It is not unusual for an employer to perform a background check for various pieces of information that are related to your past. Employers may want to find out more information about you for a number of different reasons. For example, they may want to be careful with who they hire, as they can be held responsible for their employees’ actions, so employers want to be cautious with who they hire. Background checks also allow employers to confirm is the information that you provided during an interview is true, and that you are a capable employee who will be a vital asset to the company. In order for employers to confirm your references and education, along with getting the peace of mind that you are not likely to commit an offence, they will be searching for specific pieces of information when investigating these areas in the background check.

Criminal Record

Employers will usually look at your criminal record first. State laws will determine how far back employers can go through in your criminal record as some states will not allow employers to ask questions on incidents that took place at a certain point in the past. When employers look through your criminal record, they are searching for any offences that you may have committed in the past, and making a decision based on whether or not they can trust you to act without re-offending and making the employer liable for charges. Although there is a risk of putting too much emphasis on criminal records, the EEOC has been cracking down on companies who do this, so it is unlikely that your potential for getting a job is determined solely by your criminal records hows that you have been involved in violent crime.

Credit Checks

Not all companies look through credit checks, or the ones that do tend to only check a number of credit checks for employees when performing a background check of employees. These reports provide companies with information such as your current address, social security number, along with your finances which includes debt on your credit card and student loans, mortgages, car payment along with defaulted loans and late payments. When an employer is doing a credit check, they are generally looking for outstanding payments, such as a late credit card (though this is unlikely unless the credit card has been gone to collection which cannot be overlooked by the employer), along with defaults on students loans. Employers are, however, less strict when your debt is due to medical bills or other medical emergencies.


Employers will look for information on your education based on the information that you provided them. When looking for this information, employers are confirming that the information that you have supplied them during an interview is genuine. In addition to this, certain instances in a college, for example, not paying a library fine, can result in the college stating that you did not receive a degree. However, this is not a problem if you are able to verify that the information that you are giving to your employer is true.

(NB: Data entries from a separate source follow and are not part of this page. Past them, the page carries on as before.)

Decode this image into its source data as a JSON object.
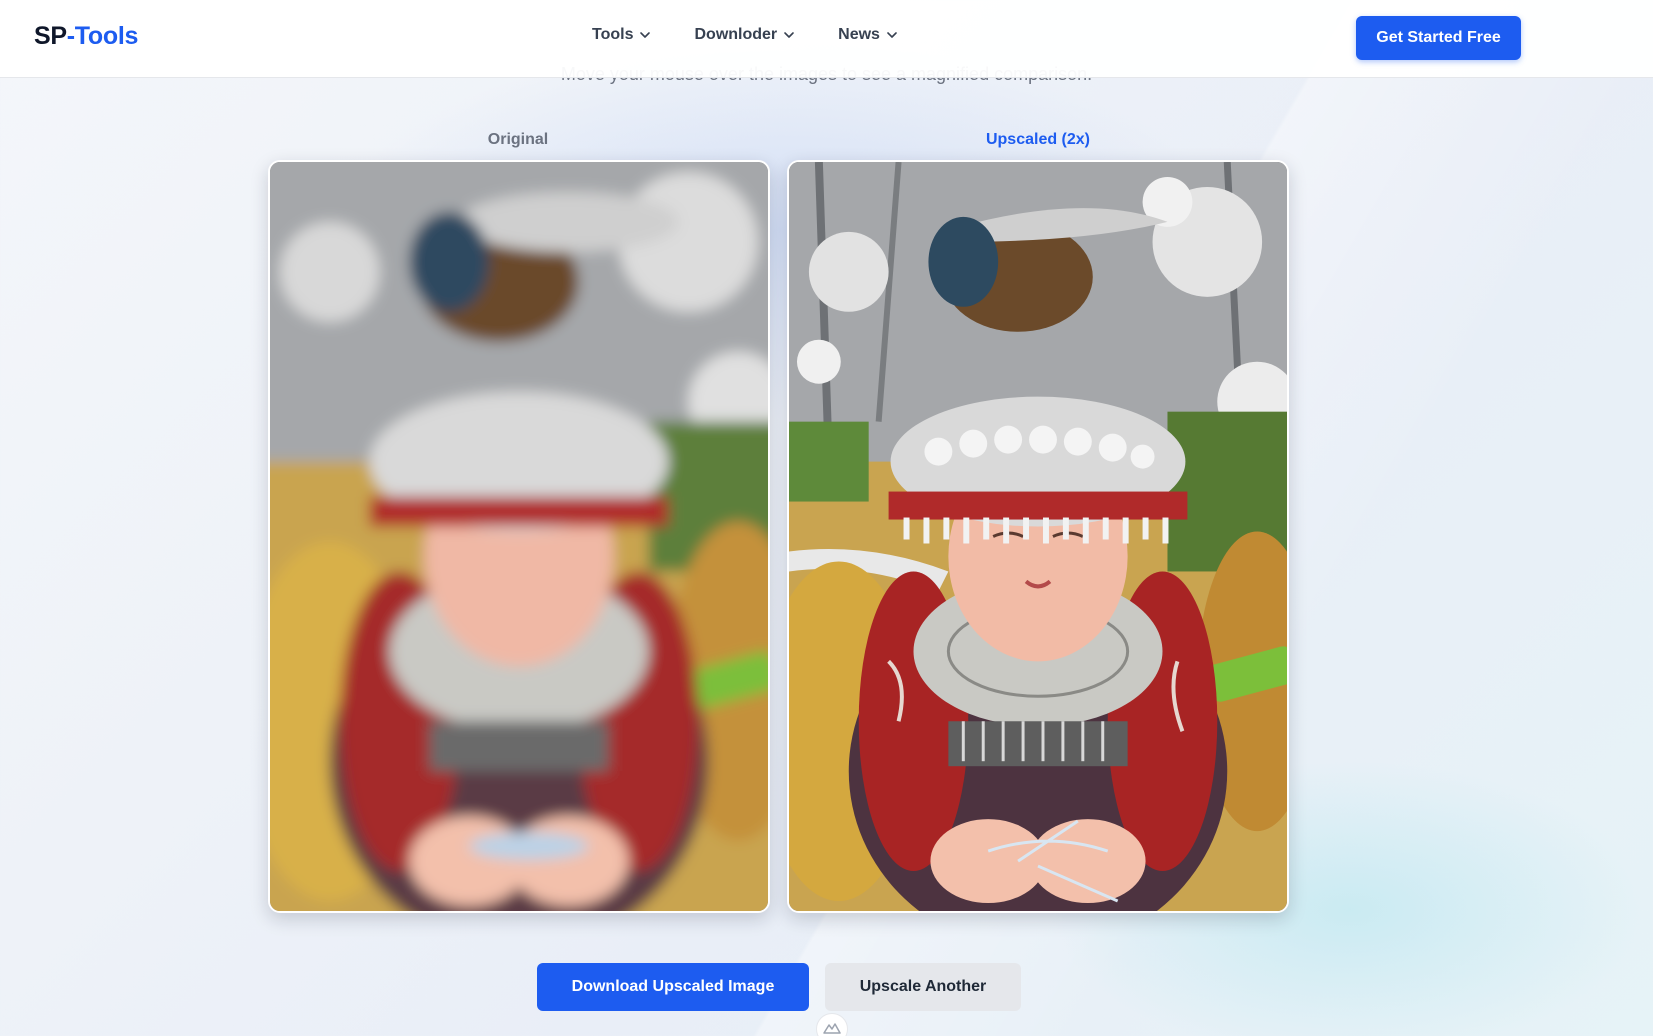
{
  "brand": {
    "prefix": "SP",
    "separator": "-",
    "suffix": "Tools"
  },
  "nav": {
    "items": [
      {
        "label": "Tools"
      },
      {
        "label": "Downloder"
      },
      {
        "label": "News"
      }
    ],
    "cta": "Get Started Free"
  },
  "main": {
    "subtitle": "Move your mouse over the images to see a magnified comparison.",
    "original_label": "Original",
    "upscaled_label": "Upscaled (2x)",
    "download_button": "Download Upscaled Image",
    "again_button": "Upscale Another"
  },
  "colors": {
    "accent": "#1d5cf0",
    "logo_dark": "#0f172a",
    "label_muted": "#6b7280"
  },
  "icons": {
    "nav_chevron": "chevron-down-icon",
    "floating": "mountain-icon"
  }
}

Companies will look through the references that you have supplied. Similar to background checks on your education, employers will mainly contact your references to confirm that the information is genuine, so they know that you have had experience in the area that you are applying for. They may also be checking on your ability to work through anecdotes by previous employers. Although the policy of certain companies prohibit anyone to speak out against their employees, some will do it regardless.

Social Media Activities

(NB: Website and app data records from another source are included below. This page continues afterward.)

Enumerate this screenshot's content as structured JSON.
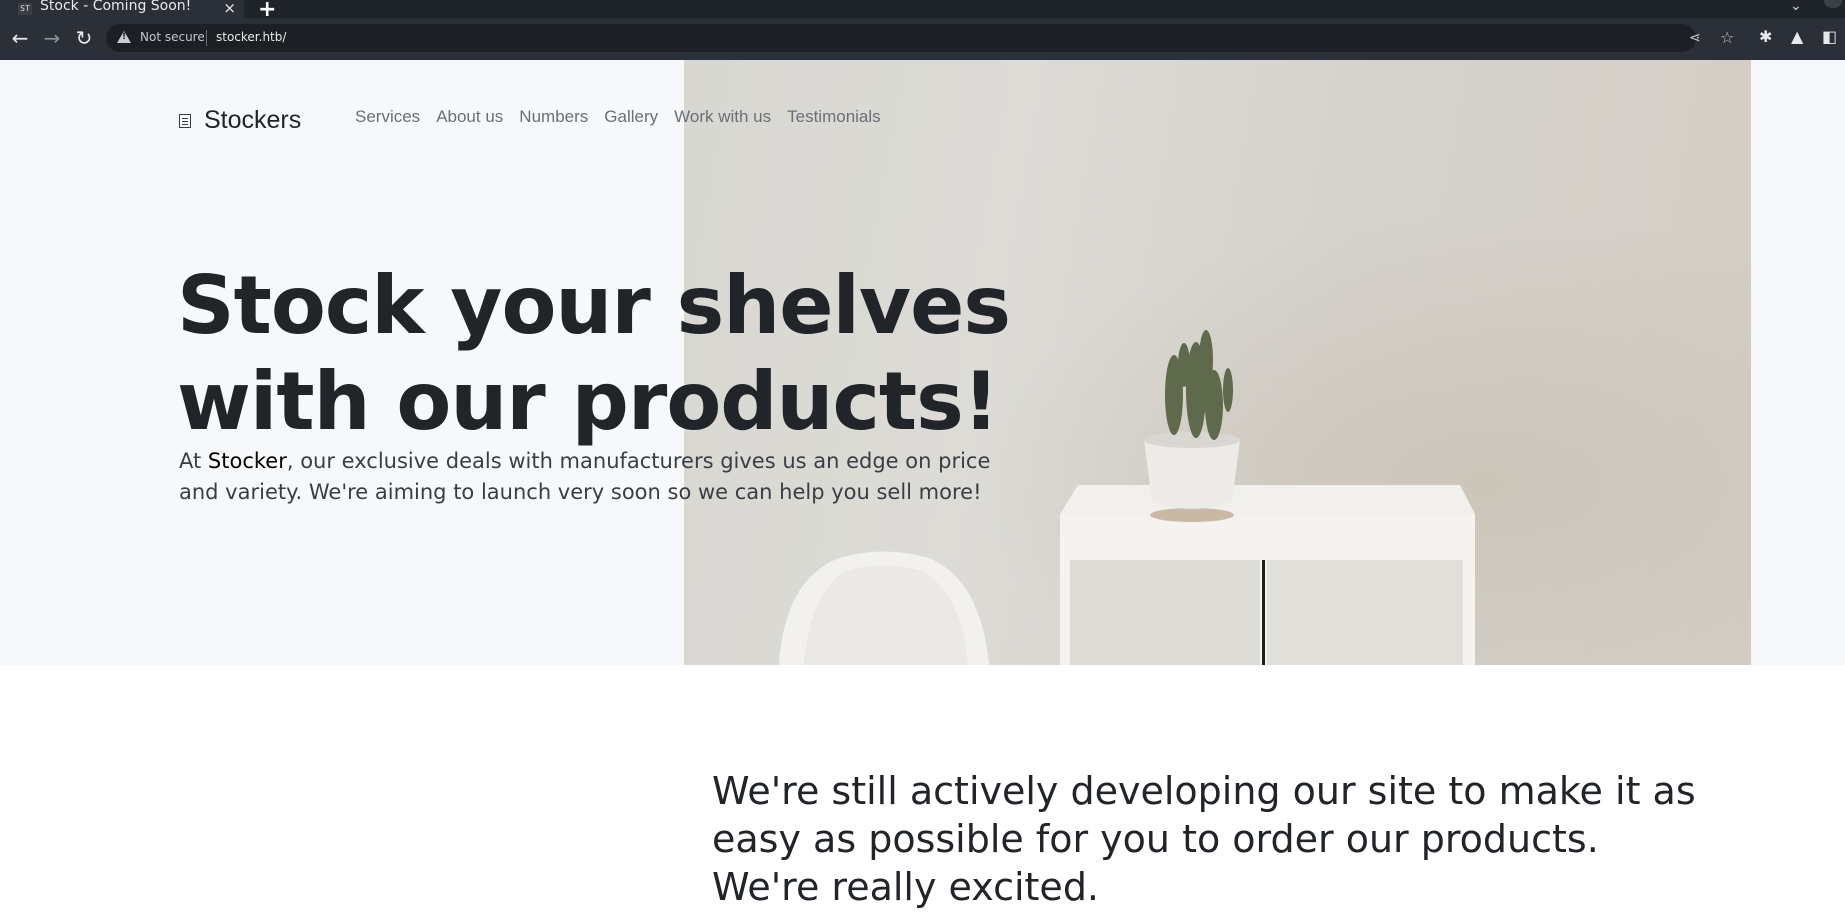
{
  "browser": {
    "tab_title": "Stock - Coming Soon!",
    "tab_favicon_text": "ST",
    "tab_close_glyph": "×",
    "new_tab_glyph": "+",
    "security_label": "Not secure",
    "url": "stocker.htb/",
    "icons": [
      "back-arrow-icon",
      "forward-arrow-icon",
      "reload-icon",
      "warning-icon",
      "share-icon",
      "star-icon",
      "extensions-icon",
      "labs-icon",
      "side-panel-icon",
      "tab-search-icon"
    ]
  },
  "site": {
    "brand": "Stockers",
    "nav": [
      "Services",
      "About us",
      "Numbers",
      "Gallery",
      "Work with us",
      "Testimonials"
    ]
  },
  "hero": {
    "title": "Stock your shelves with our products!",
    "text_prefix": "At ",
    "text_brand": "Stocker",
    "text_suffix": ", our exclusive deals with manufacturers gives us an edge on price and variety. We're aiming to launch very soon so we can help you sell more!",
    "image": "room-with-chair-cabinet-and-cactus-photo"
  },
  "section": {
    "lead": "We're still actively developing our site to make it as easy as possible for you to order our products. We're really excited."
  },
  "colors": {
    "hero_bg": "#f7f8fa",
    "heading": "#212529",
    "nav_text": "#6b6f75",
    "chrome_dark": "#1f232a",
    "chrome_toolbar": "#2b2f37"
  }
}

Unless you make yourself hard to find, employers will look for your social media activities. This can include online posts, videos, and blogs, along with other things that they can search up. This serves a similar purpose to looking through your criminal record as companies will determine the risks of employing you by looking at your activities on social media. Your social media activities may also show that you are not a suitable candidate for a particular job position.

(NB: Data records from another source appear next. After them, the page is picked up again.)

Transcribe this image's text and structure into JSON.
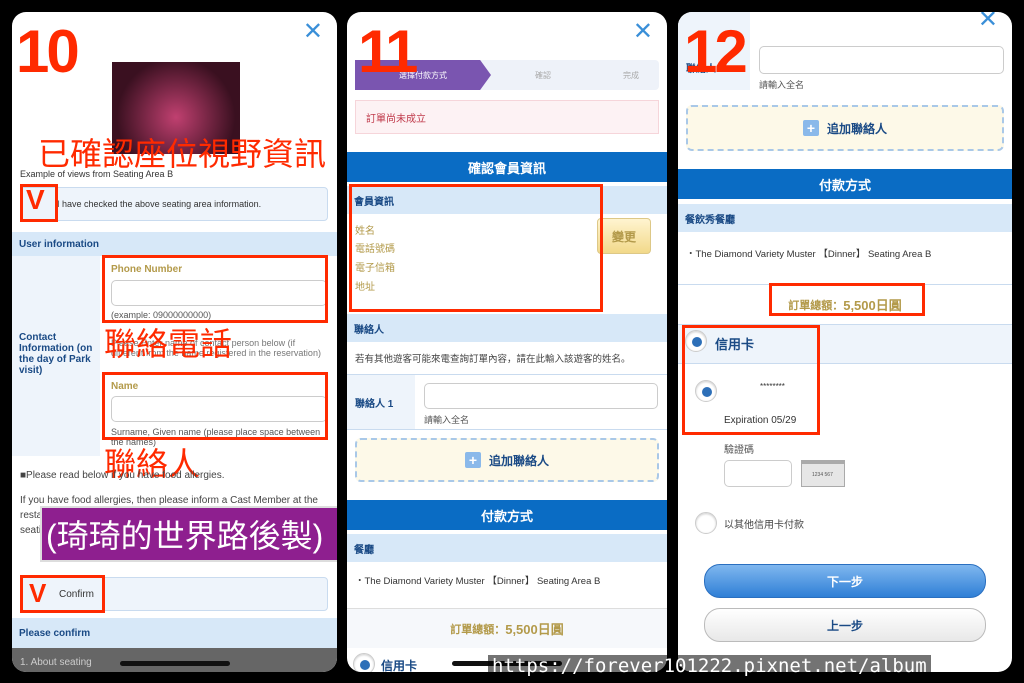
{
  "panel1": {
    "step": "10",
    "overlay_title": "已確認座位視野資訊",
    "image_caption": "Example of views from Seating Area B",
    "seat_check_label": "I have checked the above seating area information.",
    "user_info_header": "User information",
    "contact_label": "Contact Information (on the day of Park visit)",
    "phone_label": "Phone Number",
    "phone_value": "",
    "phone_hint": "(example: 09000000000)",
    "overlay_phone": "聯絡電話",
    "contact_note": "Please Enter name of contact person below (if different from the name registered in the reservation)",
    "name_label": "Name",
    "name_value": "",
    "name_hint": "Surname, Given name (please place space between the names)",
    "overlay_name": "聯絡人",
    "allergy_title": "■Please read below if you have food allergies.",
    "allergy_text": "If you have food allergies, then please inform a Cast Member at the restaurant before your seating time ... 45 minutes before your seating time. For details, tap here",
    "watermark_banner": "(琦琦的世界路後製)",
    "confirm_label": "Confirm",
    "please_confirm": "Please confirm",
    "about_seating": "1. About seating"
  },
  "panel2": {
    "step": "11",
    "steps": [
      "選擇付款方式",
      "確認",
      "完成"
    ],
    "alert": "訂單尚未成立",
    "member_bar": "確認會員資訊",
    "member_header": "會員資訊",
    "member_fields": [
      "姓名",
      "電話號碼",
      "電子信箱",
      "地址"
    ],
    "change_button": "變更",
    "contact_header": "聯絡人",
    "contact_note": "若有其他遊客可能來電查詢訂單內容，請在此輸入該遊客的姓名。",
    "contact1_label": "聯絡人 1",
    "contact1_hint": "請輸入全名",
    "add_contact": "追加聯絡人",
    "payment_bar": "付款方式",
    "restaurant_header": "餐廳",
    "item": "・The Diamond Variety Muster 【Dinner】 Seating Area B",
    "total_label": "訂單總額：",
    "total_value": "5,500日圓",
    "credit_card": "信用卡"
  },
  "panel3": {
    "step": "12",
    "contact1_label": "聯絡人 1",
    "contact1_hint": "請輸入全名",
    "add_contact": "追加聯絡人",
    "payment_bar": "付款方式",
    "restaurant_header": "餐飲秀餐廳",
    "item": "・The Diamond Variety Muster 【Dinner】 Seating Area B",
    "total_label": "訂單總額：",
    "total_value": "5,500日圓",
    "credit_card": "信用卡",
    "card_masked": "********",
    "expiration": "Expiration 05/29",
    "cvv_label": "驗證碼",
    "cvv_sample": "1234 567",
    "other_card": "以其他信用卡付款",
    "next_button": "下一步",
    "prev_button": "上一步"
  },
  "watermark_url": "https://forever101222.pixnet.net/album",
  "colors": {
    "accent": "#0a6cc4",
    "annotation": "#ff2a00",
    "banner": "#8e1f8f"
  }
}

Medical Records

These tend to be off limits for background checks. Generally, companies would use medical records to determine if an employee is fully capable of working, but they are prohibited from doing so, and thus if an employee says that they are able to work, then the employer must take their word for it. However, exceptions exist where medical exams are required in the job that you are applying for, or other jobs that are similar. However, they can only ask for a medical exam, unless all employees in the company are required to have a medical exam.

Drug Testing

Employers are able to perform drug testing before employment. This would be part of a background contingency to ensure that you are not taking any illegal drugs or are taking drugs illegally. The drug tests can detect drugs that are perfectly legal, but this is not a problem if you are able to show that the prescription is legal which can easily be done through showing your prescription bottle with the appropriate information attached.

Driving Records

Your driving records are open to the public, and thus the employer can access this information easily during a background check. Employers will treat this like your criminal record as they will be looking for any incidents that you were involved in while driving. Your driving records will allow the employer to confirm that you are able to drive safely, for example, an employer would be concerned if you have been charged with driving under the influence or endangering the public with your driving.


Although bankruptcy records are available online, employers are unable to hold any bankruptcies against you.

Military Records

The information that employers find in military records can be very limited as they can only find information on your rank, salary, duties and awards. Like bankruptcy, businesses cannot discriminate against their employees if they have been in the military, nor can they deny work to someone if there is a chance of them being called to active duty.